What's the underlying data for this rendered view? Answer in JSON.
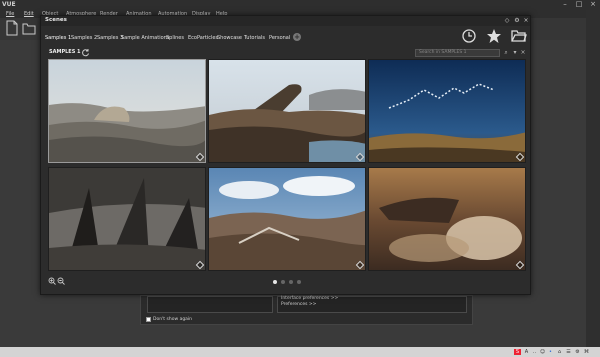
{
  "app": {
    "logo": "VUE"
  },
  "menu": [
    {
      "label": "File"
    },
    {
      "label": "Edit"
    },
    {
      "label": "Object"
    },
    {
      "label": "Atmosphere"
    },
    {
      "label": "Render"
    },
    {
      "label": "Animation"
    },
    {
      "label": "Automation"
    },
    {
      "label": "Display"
    },
    {
      "label": "Help"
    }
  ],
  "dialog": {
    "title": "Scenes",
    "tabs": [
      {
        "label": "Samples 1"
      },
      {
        "label": "Samples 2"
      },
      {
        "label": "Samples 3"
      },
      {
        "label": "Sample Animations"
      },
      {
        "label": "Splines"
      },
      {
        "label": "EcoParticles"
      },
      {
        "label": "Showcase"
      },
      {
        "label": "Tutorials"
      },
      {
        "label": "Personal"
      }
    ],
    "add_tab": "+",
    "section_label": "SAMPLES 1",
    "search_placeholder": "Search in SAMPLES 1",
    "thumbnails": [
      {
        "name": "desert-rock-scene",
        "selected": true
      },
      {
        "name": "cliff-water-scene",
        "selected": false
      },
      {
        "name": "night-particles-scene",
        "selected": false
      },
      {
        "name": "dark-spikes-scene",
        "selected": false
      },
      {
        "name": "canyon-clouds-scene",
        "selected": false
      },
      {
        "name": "sunset-clouds-scene",
        "selected": false
      }
    ],
    "pages": 4,
    "active_page": 0
  },
  "background_panel": {
    "links": [
      "Interface preferences >>",
      "Preferences >>"
    ],
    "dont_show_label": "Don't show again"
  },
  "taskbar": {
    "icons": [
      "S",
      "A",
      "..",
      "☺",
      "•",
      "⌂",
      "☰",
      "⚙",
      "⌘"
    ]
  },
  "colors": {
    "accent": "#e6e6e6",
    "dialog_bg": "#2c2c2c",
    "taskbar_bg": "#d4d4d4"
  }
}
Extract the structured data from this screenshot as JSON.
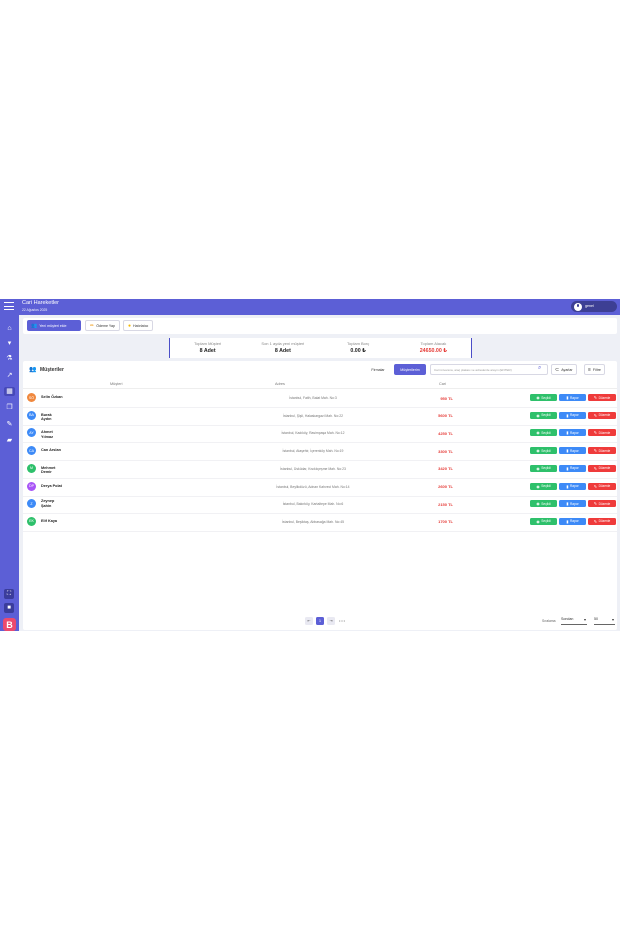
{
  "header": {
    "title": "Cari Hareketler",
    "date": "22 Ağustos 2025",
    "username": "genel"
  },
  "sidebar": {
    "icons": [
      "home-icon",
      "cart-icon",
      "flask-icon",
      "chart-icon",
      "building-icon",
      "files-icon",
      "wrench-icon",
      "truck-icon"
    ],
    "brand_letter": "B"
  },
  "toolbar": {
    "buttons": [
      {
        "label": "Yeni müşteri ekle",
        "icon": "user-plus-icon"
      },
      {
        "label": "Ödeme Yap",
        "icon": "pencil-icon"
      },
      {
        "label": "Hatırlatıcı",
        "icon": "bell-icon"
      }
    ]
  },
  "stats": [
    {
      "label": "Toplam Müşteri",
      "value": "8 Adet"
    },
    {
      "label": "Son 1 ayda yeni müşteri",
      "value": "8 Adet"
    },
    {
      "label": "Toplam Borç",
      "value": "0.00 ₺"
    },
    {
      "label": "Toplam Alacak",
      "value": "24650.00 ₺"
    }
  ],
  "panel": {
    "title": "Müşteriler",
    "tabs": [
      "Firmalar",
      "Müşterilerim"
    ],
    "search_placeholder": "Cari ünvanına, araç plakası ve adreslerde arayın (ENTER)",
    "filter_buttons": [
      "Ayarlar",
      "Filtre"
    ],
    "columns": [
      "Müşteri",
      "Adres",
      "Cari"
    ]
  },
  "customers": [
    {
      "initials": "SÖ",
      "name": "Selin Özkan",
      "address": "İstanbul, Fatih, Balat Mah. No:3",
      "balance": "950 TL",
      "color": "#f0883e"
    },
    {
      "initials": "BA",
      "name": "Burak Aydın",
      "address": "İstanbul, Şişli, Halaskargazi Mah. No:22",
      "balance": "5600 TL",
      "color": "#3d8af7"
    },
    {
      "initials": "AY",
      "name": "Ahmet Yılmaz",
      "address": "İstanbul, Kadıköy, Rasimpaşa Mah. No:12",
      "balance": "4250 TL",
      "color": "#3d8af7"
    },
    {
      "initials": "CA",
      "name": "Can Arslan",
      "address": "İstanbul, Ataşehir, İçerenköy Mah. No:19",
      "balance": "3300 TL",
      "color": "#3d8af7"
    },
    {
      "initials": "M",
      "name": "Mehmet Demir",
      "address": "İstanbul, Üsküdar, Kısıklıçeşme Mah. No:23",
      "balance": "3420 TL",
      "color": "#2ec06b"
    },
    {
      "initials": "DP",
      "name": "Derya Polat",
      "address": "İstanbul, Beylikdüzü, Adnan Kahveci Mah. No:14",
      "balance": "2600 TL",
      "color": "#a855f7"
    },
    {
      "initials": "Z",
      "name": "Zeynep Şahin",
      "address": "İstanbul, Bakırköy, Kartaltepe Mah. No:6",
      "balance": "2150 TL",
      "color": "#3d8af7"
    },
    {
      "initials": "EK",
      "name": "Elif Kaya",
      "address": "İstanbul, Beşiktaş, Abbasağa Mah. No:45",
      "balance": "1700 TL",
      "color": "#2ec06b"
    }
  ],
  "row_actions": [
    "Seçildi",
    "Rapor",
    "Düzenle"
  ],
  "pagination": {
    "current": "1",
    "prev": "⇤",
    "next": "⇥",
    "more": "• • •"
  },
  "footer": {
    "sort_label": "Sıralama",
    "sort_value": "Sondan",
    "page_size": "50"
  }
}
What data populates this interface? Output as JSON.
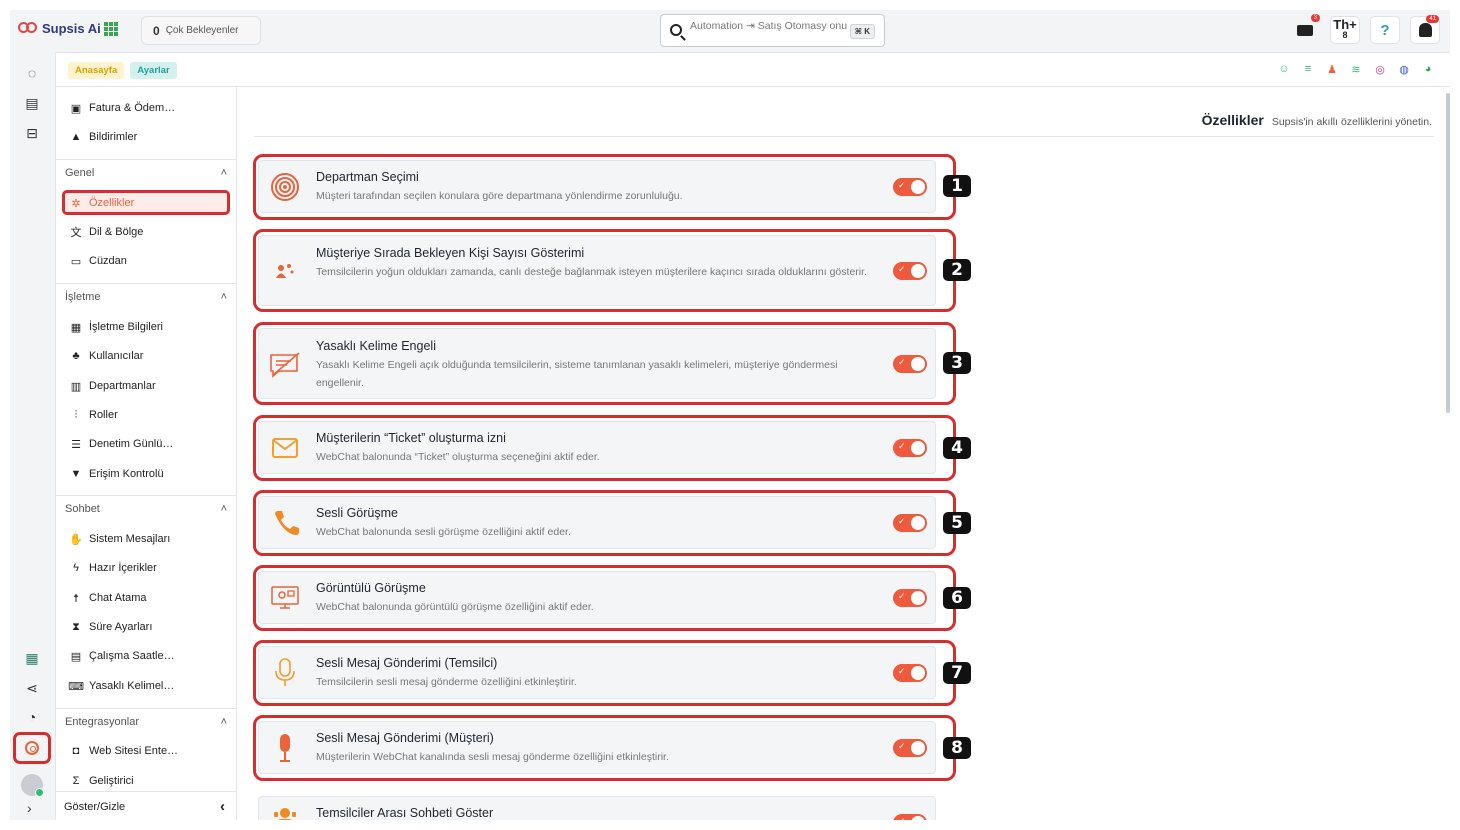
{
  "app": {
    "name": "Supsis Ai"
  },
  "topbar": {
    "pending_count": "0",
    "pending_label": "Çok Bekleyenler",
    "search_placeholder": "Automation ⇥ Satış Otomasy onu",
    "search_shortcut": "⌘ K",
    "mail_badge": "3",
    "th_label": "Th",
    "th_count": "8",
    "help": "?",
    "bell_badge": "41"
  },
  "breadcrumb": {
    "home": "Anasayfa",
    "settings": "Ayarlar"
  },
  "sidebar": {
    "top_items": [
      {
        "label": "Fatura & Ödem…",
        "icon": "invoice-icon"
      },
      {
        "label": "Bildirimler",
        "icon": "bell-icon"
      }
    ],
    "groups": [
      {
        "title": "Genel",
        "items": [
          "Özellikler",
          "Dil & Bölge",
          "Cüzdan"
        ]
      },
      {
        "title": "İşletme",
        "items": [
          "İşletme Bilgileri",
          "Kullanıcılar",
          "Departmanlar",
          "Roller",
          "Denetim Günlü…",
          "Erişim Kontrolü"
        ]
      },
      {
        "title": "Sohbet",
        "items": [
          "Sistem Mesajları",
          "Hazır İçerikler",
          "Chat Atama",
          "Süre Ayarları",
          "Çalışma Saatle…",
          "Yasaklı Kelimel…"
        ]
      },
      {
        "title": "Entegrasyonlar",
        "items": [
          "Web Sitesi Ente…",
          "Geliştirici"
        ]
      }
    ],
    "footer": "Göster/Gizle"
  },
  "main": {
    "title": "Özellikler",
    "subtitle": "Supsis'in akıllı özelliklerini yönetin.",
    "features": [
      {
        "title": "Departman Seçimi",
        "desc": "Müşteri tarafından seçilen konulara göre departmana yönlendirme zorunluluğu.",
        "enabled": true,
        "number": "1"
      },
      {
        "title": "Müşteriye Sırada Bekleyen Kişi Sayısı Gösterimi",
        "desc": "Temsilcilerin yoğun oldukları zamanda, canlı desteğe bağlanmak isteyen müşterilere kaçıncı sırada olduklarını gösterir.",
        "enabled": true,
        "number": "2"
      },
      {
        "title": "Yasaklı Kelime Engeli",
        "desc": "Yasaklı Kelime Engeli açık olduğunda temsilcilerin, sisteme tanımlanan yasaklı kelimeleri, müşteriye göndermesi engellenir.",
        "enabled": true,
        "number": "3"
      },
      {
        "title": "Müşterilerin “Ticket” oluşturma izni",
        "desc": "WebChat balonunda “Ticket” oluşturma seçeneğini aktif eder.",
        "enabled": true,
        "number": "4"
      },
      {
        "title": "Sesli Görüşme",
        "desc": "WebChat balonunda sesli görüşme özelliğini aktif eder.",
        "enabled": true,
        "number": "5"
      },
      {
        "title": "Görüntülü Görüşme",
        "desc": "WebChat balonunda görüntülü görüşme özelliğini aktif eder.",
        "enabled": true,
        "number": "6"
      },
      {
        "title": "Sesli Mesaj Gönderimi (Temsilci)",
        "desc": "Temsilcilerin sesli mesaj gönderme özelliğini etkinleştirir.",
        "enabled": true,
        "number": "7"
      },
      {
        "title": "Sesli Mesaj Gönderimi (Müşteri)",
        "desc": "Müşterilerin WebChat kanalında sesli mesaj gönderme özelliğini etkinleştirir.",
        "enabled": true,
        "number": "8"
      },
      {
        "title": "Temsilciler Arası Sohbeti Göster",
        "desc": "",
        "enabled": true,
        "number": ""
      }
    ]
  },
  "colors": {
    "accent": "#ee5a3b",
    "highlight": "#d32f2f",
    "brand": "#2d3a8c"
  }
}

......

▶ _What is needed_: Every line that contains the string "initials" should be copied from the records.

▶ _Exercise solution_:
      "initials": "SÖ",
      "initials": "BA",
      "initials": "AY",
      "initials": "CA",
      "initials": "M",
      "initials": "DP",
      "initials": "Z",
      "initials": "EK",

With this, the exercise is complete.